AIM OF THE EXERCISE:
Output the records precisely as they stand. Pictures are to be skipped.

_____

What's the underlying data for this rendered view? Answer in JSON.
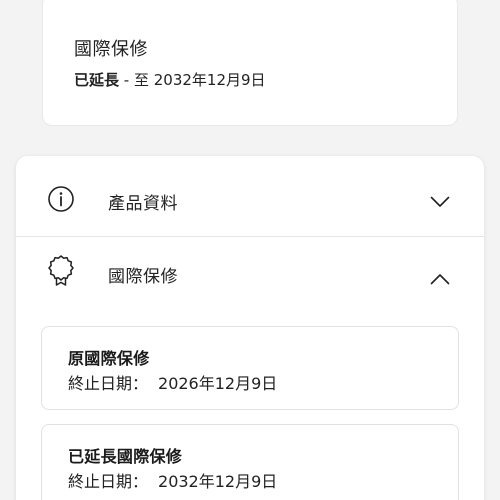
{
  "summary": {
    "title": "國際保修",
    "status_strong": "已延長",
    "status_rest": " - 至 2032年12月9日"
  },
  "accordion": {
    "product_info": {
      "label": "產品資料",
      "icon": "info-icon",
      "expanded": false
    },
    "warranty": {
      "label": "國際保修",
      "icon": "award-ribbon-icon",
      "expanded": true,
      "items": [
        {
          "title": "原國際保修",
          "date_label": "終止日期：",
          "date_value": "2026年12月9日"
        },
        {
          "title": "已延長國際保修",
          "date_label": "終止日期：",
          "date_value": "2032年12月9日"
        }
      ]
    }
  },
  "colors": {
    "background": "#f3f3f3",
    "card": "#ffffff",
    "text": "#222222",
    "border": "#e2e2e2"
  }
}
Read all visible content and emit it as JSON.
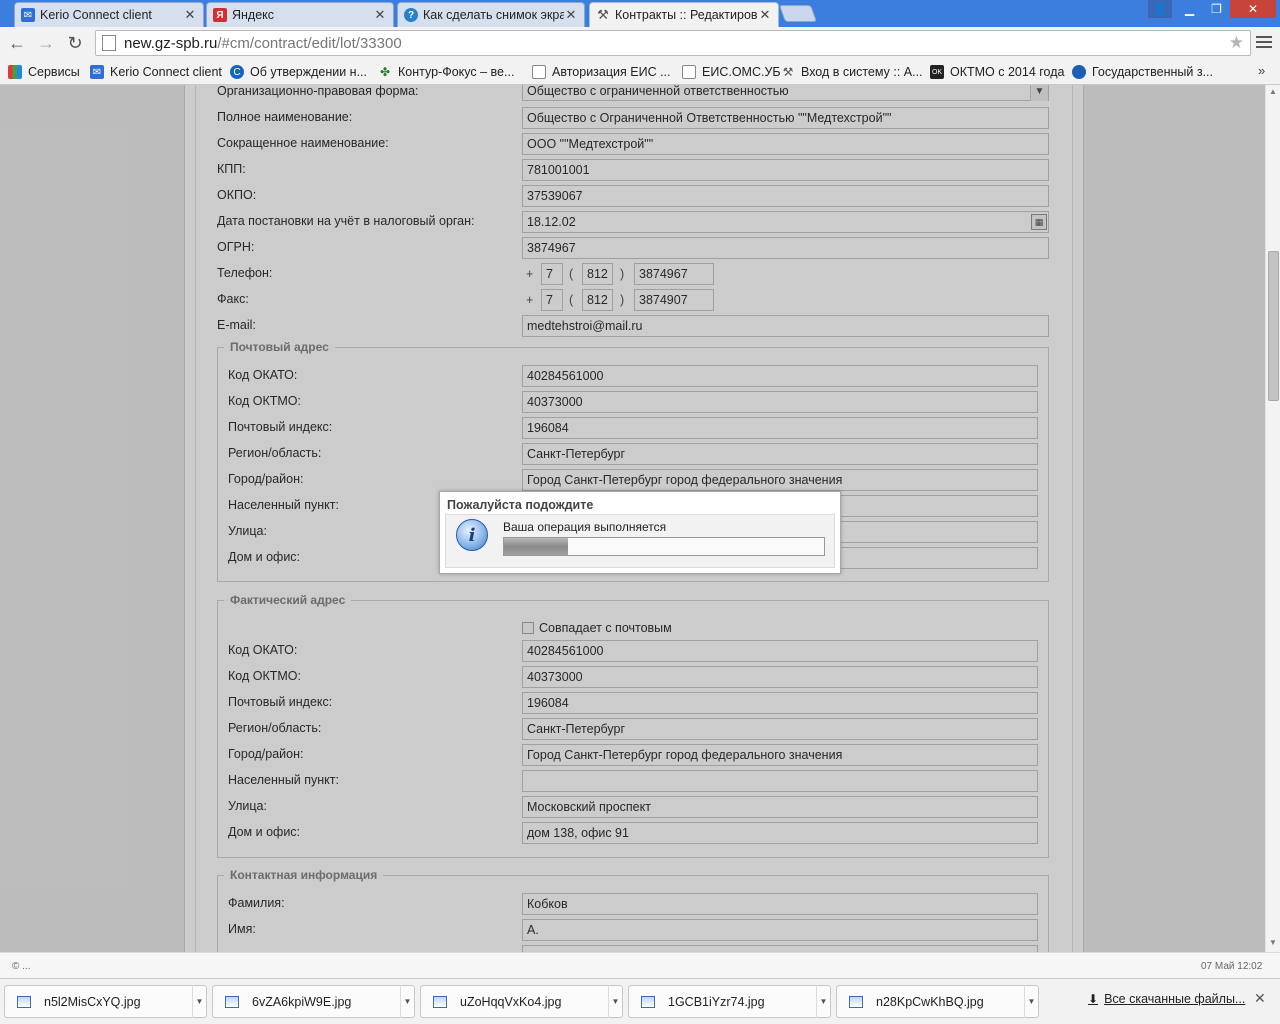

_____

ANSWER TO THIS PROBLEM:
What's the underlying data for this rendered view? Answer in JSON.
{
  "summary": {
    "title": "國際保修",
    "status_strong": "已延長",
    "status_rest": " - 至 2032年12月9日"
  },
  "accordion": {
    "product_info": {
      "label": "產品資料",
      "icon": "info-icon",
      "expanded": false
    },
    "warranty": {
      "label": "國際保修",
      "icon": "award-ribbon-icon",
      "expanded": true,
      "items": [
        {
          "title": "原國際保修",
          "date_label": "終止日期：",
          "date_value": "2026年12月9日"
        },
        {
          "title": "已延長國際保修",
          "date_label": "終止日期：",
          "date_value": "2032年12月9日"
        }
      ]
    }
  },
  "colors": {
    "background": "#f3f3f3",
    "card": "#ffffff",
    "text": "#222222",
    "border": "#e2e2e2"
  }
}
Read all visible content and emit it as JSON.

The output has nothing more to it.